Start of DATA FOR THIS TASK

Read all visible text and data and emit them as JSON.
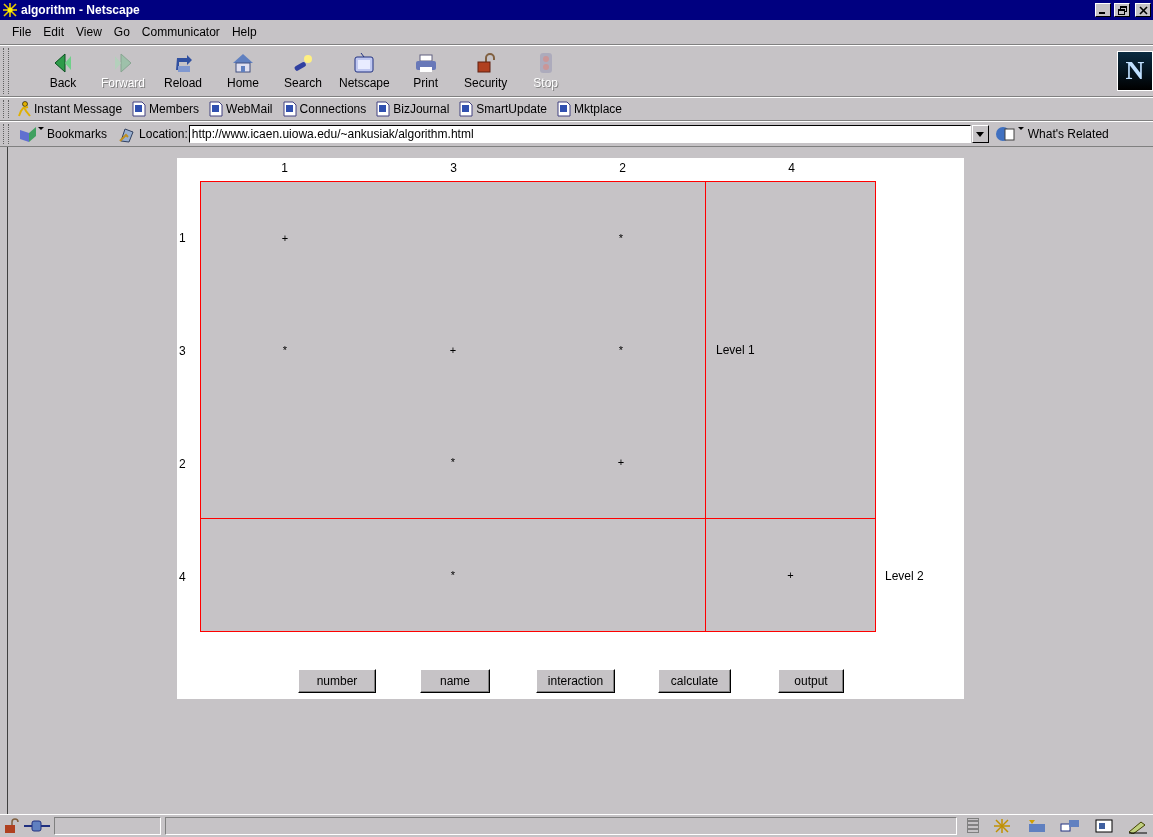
{
  "window": {
    "title": "algorithm - Netscape"
  },
  "menu": [
    "File",
    "Edit",
    "View",
    "Go",
    "Communicator",
    "Help"
  ],
  "navigation_toolbar": [
    {
      "label": "Back",
      "kind": "back",
      "disabled": false
    },
    {
      "label": "Forward",
      "kind": "forward",
      "disabled": true
    },
    {
      "label": "Reload",
      "kind": "reload",
      "disabled": false
    },
    {
      "label": "Home",
      "kind": "home",
      "disabled": false
    },
    {
      "label": "Search",
      "kind": "search",
      "disabled": false
    },
    {
      "label": "Netscape",
      "kind": "portal",
      "disabled": false
    },
    {
      "label": "Print",
      "kind": "print",
      "disabled": false
    },
    {
      "label": "Security",
      "kind": "security",
      "disabled": false
    },
    {
      "label": "Stop",
      "kind": "stop",
      "disabled": true
    }
  ],
  "logo": "N",
  "personal_toolbar": [
    {
      "label": "Instant Message",
      "kind": "messenger"
    },
    {
      "label": "Members",
      "kind": "page"
    },
    {
      "label": "WebMail",
      "kind": "page"
    },
    {
      "label": "Connections",
      "kind": "page"
    },
    {
      "label": "BizJournal",
      "kind": "page"
    },
    {
      "label": "SmartUpdate",
      "kind": "page"
    },
    {
      "label": "Mktplace",
      "kind": "page"
    }
  ],
  "location_bar": {
    "bookmarks": "Bookmarks",
    "label": "Location:",
    "url": "http://www.icaen.uiowa.edu/~ankusiak/algorithm.html",
    "related": "What's Related"
  },
  "applet": {
    "column_headers": [
      "1",
      "3",
      "2",
      "4"
    ],
    "row_headers": [
      "1",
      "3",
      "2",
      "4"
    ],
    "cells": [
      [
        "+",
        null,
        "*"
      ],
      [
        "*",
        "+",
        "*"
      ],
      [
        null,
        "*",
        "+"
      ]
    ],
    "side_block": {
      "label": "Level 1"
    },
    "bottom_block": {
      "mark": "*"
    },
    "corner_block": {
      "mark": "+"
    },
    "bottom_label": "Level 2",
    "buttons": [
      "number",
      "name",
      "interaction",
      "calculate",
      "output"
    ]
  }
}
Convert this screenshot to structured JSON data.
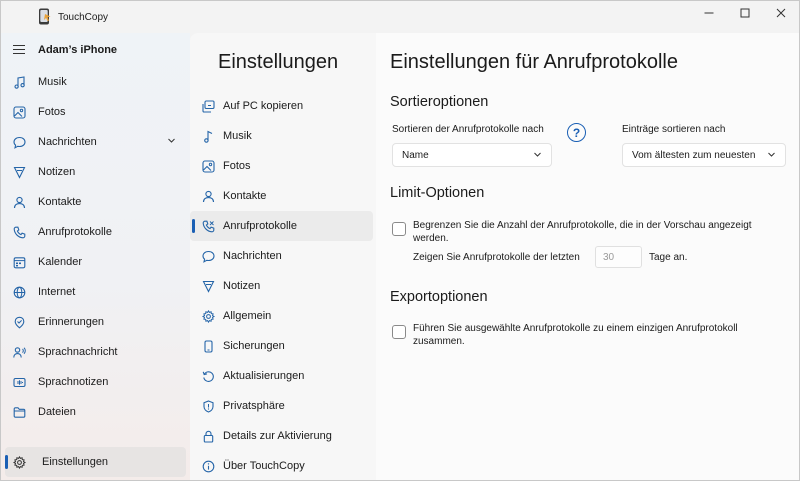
{
  "app": {
    "title": "TouchCopy",
    "window_controls": [
      "minimize",
      "maximize",
      "close"
    ]
  },
  "sidebar": {
    "device_name": "Adam’s iPhone",
    "items": [
      {
        "label": "Musik",
        "icon": "music-note-icon"
      },
      {
        "label": "Fotos",
        "icon": "photo-icon"
      },
      {
        "label": "Nachrichten",
        "icon": "chat-icon",
        "expandable": true
      },
      {
        "label": "Notizen",
        "icon": "notes-icon"
      },
      {
        "label": "Kontakte",
        "icon": "contact-icon"
      },
      {
        "label": "Anrufprotokolle",
        "icon": "phone-icon"
      },
      {
        "label": "Kalender",
        "icon": "calendar-icon"
      },
      {
        "label": "Internet",
        "icon": "globe-icon"
      },
      {
        "label": "Erinnerungen",
        "icon": "reminder-icon"
      },
      {
        "label": "Sprachnachricht",
        "icon": "voicemail-icon"
      },
      {
        "label": "Sprachnotizen",
        "icon": "voice-memo-icon"
      },
      {
        "label": "Dateien",
        "icon": "folder-icon"
      }
    ],
    "settings_label": "Einstellungen"
  },
  "settings_menu": {
    "title": "Einstellungen",
    "items": [
      {
        "label": "Auf PC kopieren",
        "icon": "copy-to-pc-icon"
      },
      {
        "label": "Musik",
        "icon": "music-note-icon"
      },
      {
        "label": "Fotos",
        "icon": "photo-icon"
      },
      {
        "label": "Kontakte",
        "icon": "contact-icon"
      },
      {
        "label": "Anrufprotokolle",
        "icon": "phone-icon",
        "active": true
      },
      {
        "label": "Nachrichten",
        "icon": "chat-icon"
      },
      {
        "label": "Notizen",
        "icon": "notes-icon"
      },
      {
        "label": "Allgemein",
        "icon": "gear-icon"
      },
      {
        "label": "Sicherungen",
        "icon": "backup-icon"
      },
      {
        "label": "Aktualisierungen",
        "icon": "refresh-icon"
      },
      {
        "label": "Privatsphäre",
        "icon": "shield-icon"
      },
      {
        "label": "Details zur Aktivierung",
        "icon": "lock-icon"
      },
      {
        "label": "Über TouchCopy",
        "icon": "info-icon"
      }
    ]
  },
  "content": {
    "title": "Einstellungen für Anrufprotokolle",
    "sort": {
      "heading": "Sortieroptionen",
      "sort_by_label": "Sortieren der Anrufprotokolle nach",
      "sort_by_value": "Name",
      "order_label": "Einträge sortieren nach",
      "order_value": "Vom ältesten zum neuesten",
      "help": "?"
    },
    "limit": {
      "heading": "Limit-Optionen",
      "checkbox_label": "Begrenzen Sie die Anzahl der Anrufprotokolle, die in der Vorschau angezeigt werden.",
      "show_prefix": "Zeigen Sie Anrufprotokolle der letzten",
      "count_placeholder": "30",
      "show_suffix": "Tage an.",
      "checked": false
    },
    "export": {
      "heading": "Exportoptionen",
      "checkbox_label": "Führen Sie ausgewählte Anrufprotokolle zu einem einzigen Anrufprotokoll zusammen.",
      "checked": false
    }
  }
}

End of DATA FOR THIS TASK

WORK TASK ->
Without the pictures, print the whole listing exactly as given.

ANSWER TO THIS PROBLEM ->
Read all visible text and data and emit them as JSON.
{
  "window": {
    "title": "algorithm - Netscape"
  },
  "menu": [
    "File",
    "Edit",
    "View",
    "Go",
    "Communicator",
    "Help"
  ],
  "navigation_toolbar": [
    {
      "label": "Back",
      "kind": "back",
      "disabled": false
    },
    {
      "label": "Forward",
      "kind": "forward",
      "disabled": true
    },
    {
      "label": "Reload",
      "kind": "reload",
      "disabled": false
    },
    {
      "label": "Home",
      "kind": "home",
      "disabled": false
    },
    {
      "label": "Search",
      "kind": "search",
      "disabled": false
    },
    {
      "label": "Netscape",
      "kind": "portal",
      "disabled": false
    },
    {
      "label": "Print",
      "kind": "print",
      "disabled": false
    },
    {
      "label": "Security",
      "kind": "security",
      "disabled": false
    },
    {
      "label": "Stop",
      "kind": "stop",
      "disabled": true
    }
  ],
  "logo": "N",
  "personal_toolbar": [
    {
      "label": "Instant Message",
      "kind": "messenger"
    },
    {
      "label": "Members",
      "kind": "page"
    },
    {
      "label": "WebMail",
      "kind": "page"
    },
    {
      "label": "Connections",
      "kind": "page"
    },
    {
      "label": "BizJournal",
      "kind": "page"
    },
    {
      "label": "SmartUpdate",
      "kind": "page"
    },
    {
      "label": "Mktplace",
      "kind": "page"
    }
  ],
  "location_bar": {
    "bookmarks": "Bookmarks",
    "label": "Location:",
    "url": "http://www.icaen.uiowa.edu/~ankusiak/algorithm.html",
    "related": "What's Related"
  },
  "applet": {
    "column_headers": [
      "1",
      "3",
      "2",
      "4"
    ],
    "row_headers": [
      "1",
      "3",
      "2",
      "4"
    ],
    "cells": [
      [
        "+",
        null,
        "*"
      ],
      [
        "*",
        "+",
        "*"
      ],
      [
        null,
        "*",
        "+"
      ]
    ],
    "side_block": {
      "label": "Level 1"
    },
    "bottom_block": {
      "mark": "*"
    },
    "corner_block": {
      "mark": "+"
    },
    "bottom_label": "Level 2",
    "buttons": [
      "number",
      "name",
      "interaction",
      "calculate",
      "output"
    ]
  }
}
Convert this screenshot to structured JSON data.
{
  "app": {
    "title": "TouchCopy",
    "window_controls": [
      "minimize",
      "maximize",
      "close"
    ]
  },
  "sidebar": {
    "device_name": "Adam’s iPhone",
    "items": [
      {
        "label": "Musik",
        "icon": "music-note-icon"
      },
      {
        "label": "Fotos",
        "icon": "photo-icon"
      },
      {
        "label": "Nachrichten",
        "icon": "chat-icon",
        "expandable": true
      },
      {
        "label": "Notizen",
        "icon": "notes-icon"
      },
      {
        "label": "Kontakte",
        "icon": "contact-icon"
      },
      {
        "label": "Anrufprotokolle",
        "icon": "phone-icon"
      },
      {
        "label": "Kalender",
        "icon": "calendar-icon"
      },
      {
        "label": "Internet",
        "icon": "globe-icon"
      },
      {
        "label": "Erinnerungen",
        "icon": "reminder-icon"
      },
      {
        "label": "Sprachnachricht",
        "icon": "voicemail-icon"
      },
      {
        "label": "Sprachnotizen",
        "icon": "voice-memo-icon"
      },
      {
        "label": "Dateien",
        "icon": "folder-icon"
      }
    ],
    "settings_label": "Einstellungen"
  },
  "settings_menu": {
    "title": "Einstellungen",
    "items": [
      {
        "label": "Auf PC kopieren",
        "icon": "copy-to-pc-icon"
      },
      {
        "label": "Musik",
        "icon": "music-note-icon"
      },
      {
        "label": "Fotos",
        "icon": "photo-icon"
      },
      {
        "label": "Kontakte",
        "icon": "contact-icon"
      },
      {
        "label": "Anrufprotokolle",
        "icon": "phone-icon",
        "active": true
      },
      {
        "label": "Nachrichten",
        "icon": "chat-icon"
      },
      {
        "label": "Notizen",
        "icon": "notes-icon"
      },
      {
        "label": "Allgemein",
        "icon": "gear-icon"
      },
      {
        "label": "Sicherungen",
        "icon": "backup-icon"
      },
      {
        "label": "Aktualisierungen",
        "icon": "refresh-icon"
      },
      {
        "label": "Privatsphäre",
        "icon": "shield-icon"
      },
      {
        "label": "Details zur Aktivierung",
        "icon": "lock-icon"
      },
      {
        "label": "Über TouchCopy",
        "icon": "info-icon"
      }
    ]
  },
  "content": {
    "title": "Einstellungen für Anrufprotokolle",
    "sort": {
      "heading": "Sortieroptionen",
      "sort_by_label": "Sortieren der Anrufprotokolle nach",
      "sort_by_value": "Name",
      "order_label": "Einträge sortieren nach",
      "order_value": "Vom ältesten zum neuesten",
      "help": "?"
    },
    "limit": {
      "heading": "Limit-Optionen",
      "checkbox_label": "Begrenzen Sie die Anzahl der Anrufprotokolle, die in der Vorschau angezeigt werden.",
      "show_prefix": "Zeigen Sie Anrufprotokolle der letzten",
      "count_placeholder": "30",
      "show_suffix": "Tage an.",
      "checked": false
    },
    "export": {
      "heading": "Exportoptionen",
      "checkbox_label": "Führen Sie ausgewählte Anrufprotokolle zu einem einzigen Anrufprotokoll zusammen.",
      "checked": false
    }
  }
}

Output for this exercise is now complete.